Your specific question was about scans of books which are out of copyright.  That issue is mostly one of creativity and of access.  If I wrote out a copy of the Count of Monte Cristo in longhand, I would be expend a great deal of mechanical effort but not creative effort. My work in long hand would not be considered a "derivative work" nor grant me copyright protection.  I would however own a longhand copy of the Count of Monte Cristo that I could sell or otherwise treat as a piece of physical property.  If I translated the Count of Monte Cristo into English, I would expend creative effort in choosing which exact words to use and which meanings to emphasize.  My English version of the Count of Monte Cristo would be considered a derivative work and my creative contributions and only my creative contributions would be protected by a new copyright.  If someone who had read only my translation of the Count of Monte Cristo, wrote a plot summary in under one hundred words they would not be infringing on my copyright. Because the underlying story was not a part of my creative contribution to the work. Now a scan of an out-of-copyright version of the Count of Monte Cristo is a purely a mechanical effort and is comparable to my longhand version of the work.  When someone makes a scan, they have no creative contribution which could be protected by copyright, but they do own the resulting file.  And they may grant you access to this file or not.  They may grant you access to the file only under certain conditions.  This would be considered a contract and is commonly referred to a "terms of use". Often you are considered to have agreed to the terms of use, and therefore bound by contract, merely by your decision to click and access the file.  In these cases the terms of use are often written to mirror the sorts of protections that copyright law would grant if it where applicable.  The main difference is copyright law is attaches restrictions to a work wherever it goes and whoever comes across.  Contract law attaches restrictions to you as a consenting party to the contract, and the restrictions end with you.  If you save a copy of the file containing the scan of Monte Cristo on a flash drive for your personal reading as allowed in the terms of use, and you leave your flash drive behind on the train.  Whoever picks up your flash drive and opens the file is not bound by any contract that you were party to.  They may use the file however they wish.

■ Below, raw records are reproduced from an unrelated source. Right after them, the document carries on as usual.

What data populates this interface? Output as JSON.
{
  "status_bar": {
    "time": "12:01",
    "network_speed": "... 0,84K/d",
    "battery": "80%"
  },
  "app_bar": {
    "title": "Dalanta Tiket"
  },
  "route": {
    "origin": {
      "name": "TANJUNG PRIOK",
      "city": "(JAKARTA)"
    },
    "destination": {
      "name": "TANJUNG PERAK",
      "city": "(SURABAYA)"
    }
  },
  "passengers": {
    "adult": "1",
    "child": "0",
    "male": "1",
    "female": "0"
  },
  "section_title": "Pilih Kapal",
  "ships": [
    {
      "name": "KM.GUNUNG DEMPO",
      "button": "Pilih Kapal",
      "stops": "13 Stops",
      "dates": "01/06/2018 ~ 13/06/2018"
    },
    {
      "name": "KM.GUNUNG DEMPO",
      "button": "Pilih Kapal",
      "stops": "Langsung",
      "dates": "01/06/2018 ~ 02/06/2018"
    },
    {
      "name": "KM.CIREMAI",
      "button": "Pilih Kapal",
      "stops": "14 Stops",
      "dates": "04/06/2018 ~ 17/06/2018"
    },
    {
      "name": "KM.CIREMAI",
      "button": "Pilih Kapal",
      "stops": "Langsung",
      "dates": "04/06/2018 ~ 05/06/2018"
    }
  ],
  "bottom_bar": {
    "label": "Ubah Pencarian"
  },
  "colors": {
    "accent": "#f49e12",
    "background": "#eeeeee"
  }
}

Much of the confusion over the issue of scans is due to conflating contractual terms of use with copyright protections.  These are different areas of the law which use very different approaches to create similar restrictions.  This explanation is rather simplified, but it should help you understand the questions a little better. 

Birgitte SB